AIM OF THE EXERCISE: Here are some records; quote them exactly, leaving out the pictures.

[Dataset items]
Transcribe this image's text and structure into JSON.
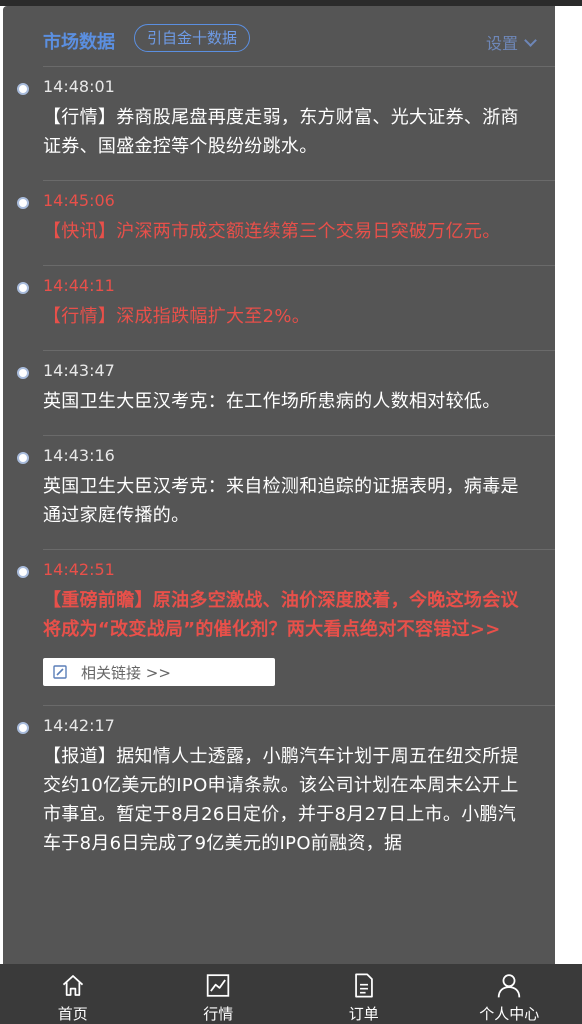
{
  "header": {
    "title": "市场数据",
    "source_badge": "引自金十数据",
    "settings_label": "设置"
  },
  "feed": [
    {
      "time": "14:48:01",
      "text": "【行情】券商股尾盘再度走弱，东方财富、光大证券、浙商证券、国盛金控等个股纷纷跳水。",
      "style": "normal"
    },
    {
      "time": "14:45:06",
      "text": "【快讯】沪深两市成交额连续第三个交易日突破万亿元。",
      "style": "red"
    },
    {
      "time": "14:44:11",
      "text": "【行情】深成指跌幅扩大至2%。",
      "style": "red"
    },
    {
      "time": "14:43:47",
      "text": "英国卫生大臣汉考克：在工作场所患病的人数相对较低。",
      "style": "normal"
    },
    {
      "time": "14:43:16",
      "text": "英国卫生大臣汉考克：来自检测和追踪的证据表明，病毒是通过家庭传播的。",
      "style": "normal"
    },
    {
      "time": "14:42:51",
      "text": "【重磅前瞻】原油多空激战、油价深度胶着，今晚这场会议将成为“改变战局”的催化剂？两大看点绝对不容错过>>",
      "style": "red-bold",
      "link_label": "相关链接 >>"
    },
    {
      "time": "14:42:17",
      "text": "【报道】据知情人士透露，小鹏汽车计划于周五在纽交所提交约10亿美元的IPO申请条款。该公司计划在本周末公开上市事宜。暂定于8月26日定价，并于8月27日上市。小鹏汽车于8月6日完成了9亿美元的IPO前融资，据",
      "style": "normal"
    }
  ],
  "bottom_nav": [
    {
      "label": "首页",
      "icon": "home-icon"
    },
    {
      "label": "行情",
      "icon": "chart-icon"
    },
    {
      "label": "订单",
      "icon": "document-icon"
    },
    {
      "label": "个人中心",
      "icon": "user-icon"
    }
  ],
  "colors": {
    "panel_bg": "#555555",
    "accent_blue": "#5b8fe0",
    "alert_red": "#e8504a",
    "nav_bg": "#3a3a3a"
  }
}
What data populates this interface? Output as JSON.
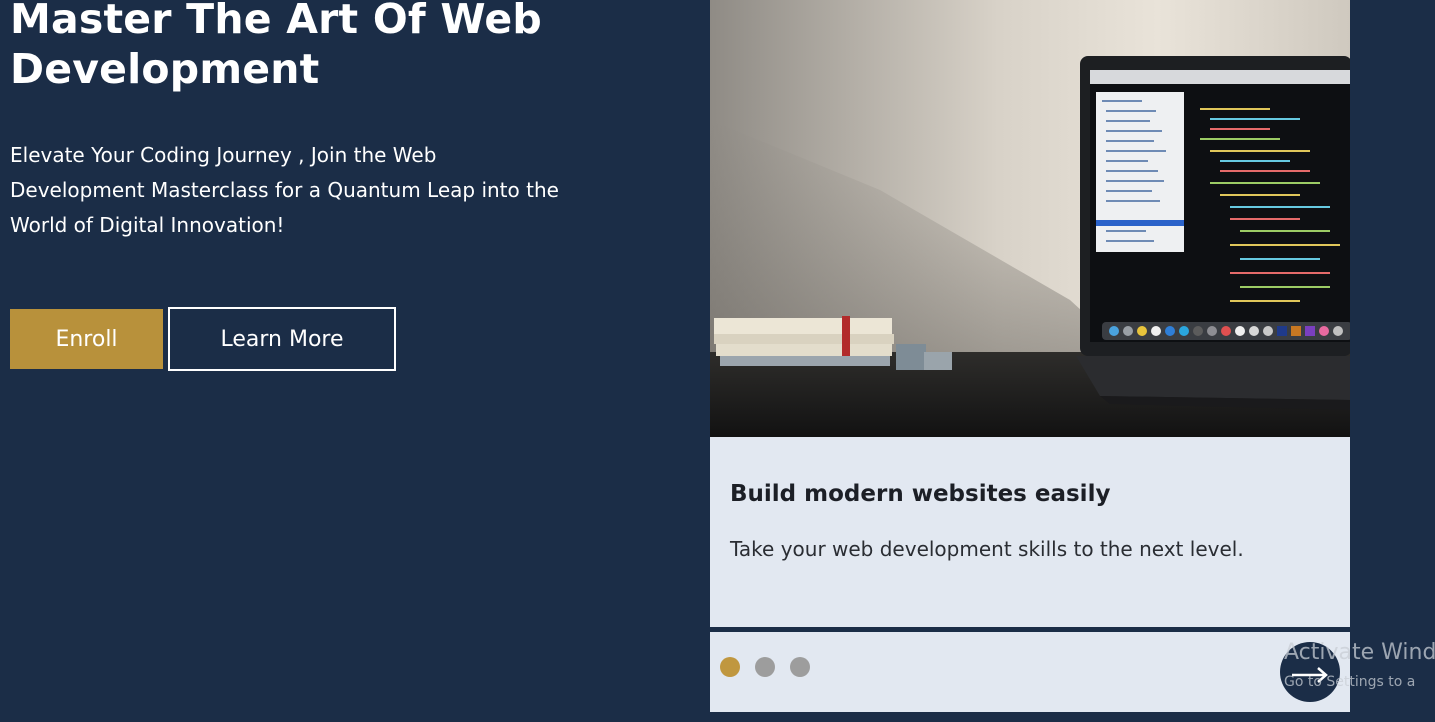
{
  "hero": {
    "title_line1": "Master The Art Of Web",
    "title_line2": "Development",
    "subtitle_line1": "Elevate Your Coding Journey , Join the Web",
    "subtitle_line2": "Development Masterclass for a Quantum Leap into the",
    "subtitle_line3": "World of Digital Innovation!",
    "enroll_label": "Enroll",
    "learn_more_label": "Learn More"
  },
  "slider": {
    "image_label": "laptop-on-desk-with-code-editor",
    "slide_title": "Build modern websites easily",
    "slide_text": "Take your web development skills to the next level.",
    "slide_count": 3,
    "active_slide": 1
  },
  "watermark": {
    "title": "Activate Wind",
    "subtitle": "Go to Settings to a"
  },
  "colors": {
    "background": "#1b2d47",
    "accent": "#b8913b",
    "card": "#e2e8f1",
    "dot_inactive": "#9d9d9d"
  }
}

EXERCISE RESULT:
Transcribe this image's text and structure into JSON.
{
  "header": {
    "title": "市场数据",
    "source_badge": "引自金十数据",
    "settings_label": "设置"
  },
  "feed": [
    {
      "time": "14:48:01",
      "text": "【行情】券商股尾盘再度走弱，东方财富、光大证券、浙商证券、国盛金控等个股纷纷跳水。",
      "style": "normal"
    },
    {
      "time": "14:45:06",
      "text": "【快讯】沪深两市成交额连续第三个交易日突破万亿元。",
      "style": "red"
    },
    {
      "time": "14:44:11",
      "text": "【行情】深成指跌幅扩大至2%。",
      "style": "red"
    },
    {
      "time": "14:43:47",
      "text": "英国卫生大臣汉考克：在工作场所患病的人数相对较低。",
      "style": "normal"
    },
    {
      "time": "14:43:16",
      "text": "英国卫生大臣汉考克：来自检测和追踪的证据表明，病毒是通过家庭传播的。",
      "style": "normal"
    },
    {
      "time": "14:42:51",
      "text": "【重磅前瞻】原油多空激战、油价深度胶着，今晚这场会议将成为“改变战局”的催化剂？两大看点绝对不容错过>>",
      "style": "red-bold",
      "link_label": "相关链接 >>"
    },
    {
      "time": "14:42:17",
      "text": "【报道】据知情人士透露，小鹏汽车计划于周五在纽交所提交约10亿美元的IPO申请条款。该公司计划在本周末公开上市事宜。暂定于8月26日定价，并于8月27日上市。小鹏汽车于8月6日完成了9亿美元的IPO前融资，据",
      "style": "normal"
    }
  ],
  "bottom_nav": [
    {
      "label": "首页",
      "icon": "home-icon"
    },
    {
      "label": "行情",
      "icon": "chart-icon"
    },
    {
      "label": "订单",
      "icon": "document-icon"
    },
    {
      "label": "个人中心",
      "icon": "user-icon"
    }
  ],
  "colors": {
    "panel_bg": "#555555",
    "accent_blue": "#5b8fe0",
    "alert_red": "#e8504a",
    "nav_bg": "#3a3a3a"
  }
}
What data populates this interface? Output as JSON.
{
  "hero": {
    "title_line1": "Master The Art Of Web",
    "title_line2": "Development",
    "subtitle_line1": "Elevate Your Coding Journey , Join the Web",
    "subtitle_line2": "Development Masterclass for a Quantum Leap into the",
    "subtitle_line3": "World of Digital Innovation!",
    "enroll_label": "Enroll",
    "learn_more_label": "Learn More"
  },
  "slider": {
    "image_label": "laptop-on-desk-with-code-editor",
    "slide_title": "Build modern websites easily",
    "slide_text": "Take your web development skills to the next level.",
    "slide_count": 3,
    "active_slide": 1
  },
  "watermark": {
    "title": "Activate Wind",
    "subtitle": "Go to Settings to a"
  },
  "colors": {
    "background": "#1b2d47",
    "accent": "#b8913b",
    "card": "#e2e8f1",
    "dot_inactive": "#9d9d9d"
  }
}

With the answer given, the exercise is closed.